China celebrates 20 years of WTO membership

Industry News | | MIC Customs Solutions |

It is 20 years since China's accession to the WTO was granted.

A forum has been held to mark 20 years since China became the 143rd member of the World Trade Organization (WTO), with director-general Ngozi Okonjo-Iweala among those opening the ceremony.

She said this would mark the anniversary of a "pivotal event in the history of the multilateral trading system", something we'll take a look at in more detail here.

History of accession

China officially became a WTO member on December 11th 2001 following an incredible 15 years of negotiations. The country was granted accession provided it adhered to the most stringent and complex set of conditions ever imposed by the governing body.

For example, it had to reduce its overall tariff level from 43 per cent right down to ten per cent by 2005, which was one of the lowest levels in the world. Beijing was also told it must agree to rules that would see other WTO members able to impose trade remedies should there be any market disruptions.

Not every nation in the world was pleased to see China becoming a member, with dean of the China Institute for WTO Studies at the University of International Business and Economics in Beijing Tu Xinquan telling the Global Times some industries were "terrified" about a flood of foreign products onto world markets.

However, China remained determined to show it had what it took to become a fully functioning member and reiterated its commitment towards intertwining itself with the global economy even as those doubts were voiced.

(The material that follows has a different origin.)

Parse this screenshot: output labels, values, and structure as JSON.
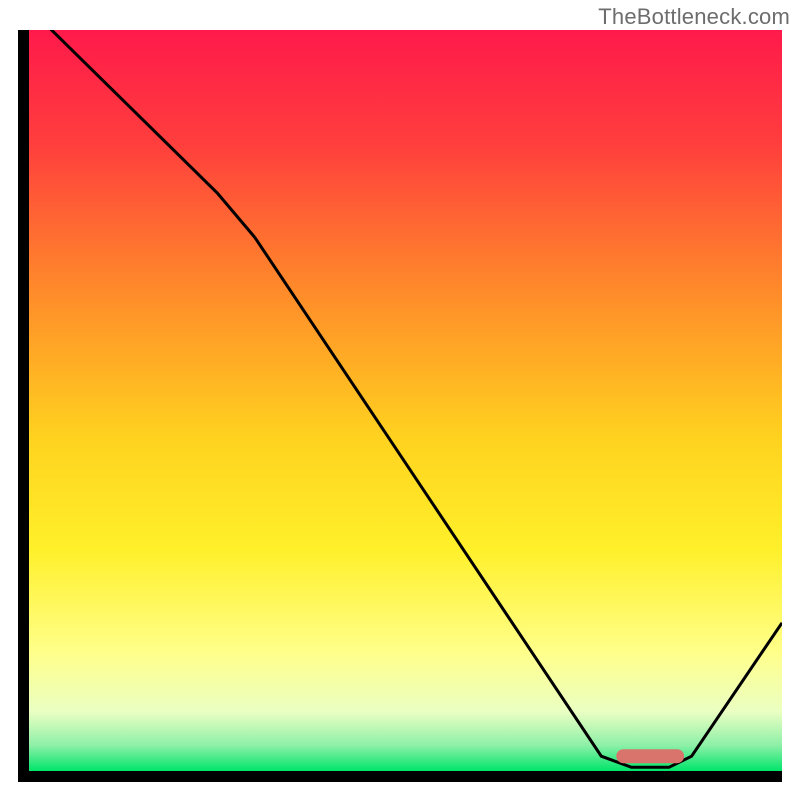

Direct effects of WTO membership

There have certainly been some tangible benefits for both China and the world since its accession two decades ago. The Asian nation's international trade has grown six-fold and its total export value share leapt from 4.3 per cent to 15 per cent between 2001 and last year.

At the same time, its import value grew from 3.9 per cent to 11.7 per cent, its GDP rose by an astonishing 816 per cent and it contributed almost 30 per cent to global economic growth.

For other nations, China lowered import tariffs for goods and shortened the customs clearance time for shipments heading towards its borders, creating greater convenience for businesses.

AmCham China President Alan Beebe told the Global Times all this has helped to generate more stability and predictability in the world economy, while Permanent Representative of China to the WTO Ambassador Chenggang Li said the nation is a "vital stabilizer" that is "charting a course for wider opening-up".

In Europe especially, China has become a key market thanks to tariff reductions and customs optimization, something that has allowed businesses there to expand and find greater access to receptive consumers.

Not always plain sailing

Despite all this success, there have been some instances where China has undeniably either stretched WTO rules or disregarded them. For example, it placed export restrictions on metals in 2011, while just last month it blocked all imports from Lithuania.

During a review of trade policy this year, the US and some other member states vented their frustration with Beijing and claimed it frequently subsidizes state-owned firms and coerces smaller governments to accept unfair trade practices.

The US in particular claimed China relentlessly exploits WTO loopholes and wilfully disregards its rules.

For its part, China's commerce minister Wang Wentao rebuffed these accusations and insisted his country remains committed to its membership and to fulfilling all obligations.

Meanwhile, supporters of China have pointed out that the rules of the WTO are becoming insufficient to provide adequate guidance for members - and that Beijing does technically comply with most WTO rulings whenever it is complained about, even if it is after some dragging of feet.

What's next for China and the WTO?

Even as China celebrates this 20-year milestone, there is still likely to be a bumpy road ahead in terms of its global trade relationships. Climate change in particular and the need to reduce carbon emissions are looking to be major sticking points, as is the ongoing pandemic.

Meanwhile, the US remains a major critic of Beijing and seems to be excluding it as it gathers together other WTO members in something akin to a protectionist clique.

In a 2017 report by the United States Trade Representative, it even went so far as to say it had "erred in supporting China's entry into the WTO".

It is perhaps true that Beijing could do more to ensure its trade practices adhere to WTO rules, but its commitment to and effects upon the organization cannot be denied.

Ms Okonjo-Iweala concluded: "The structural transformation triggered by accession-related reforms contributed to China's dynamic growth and modernization. For the WTO, welcoming China marked a significant step towards becoming a truly world organization."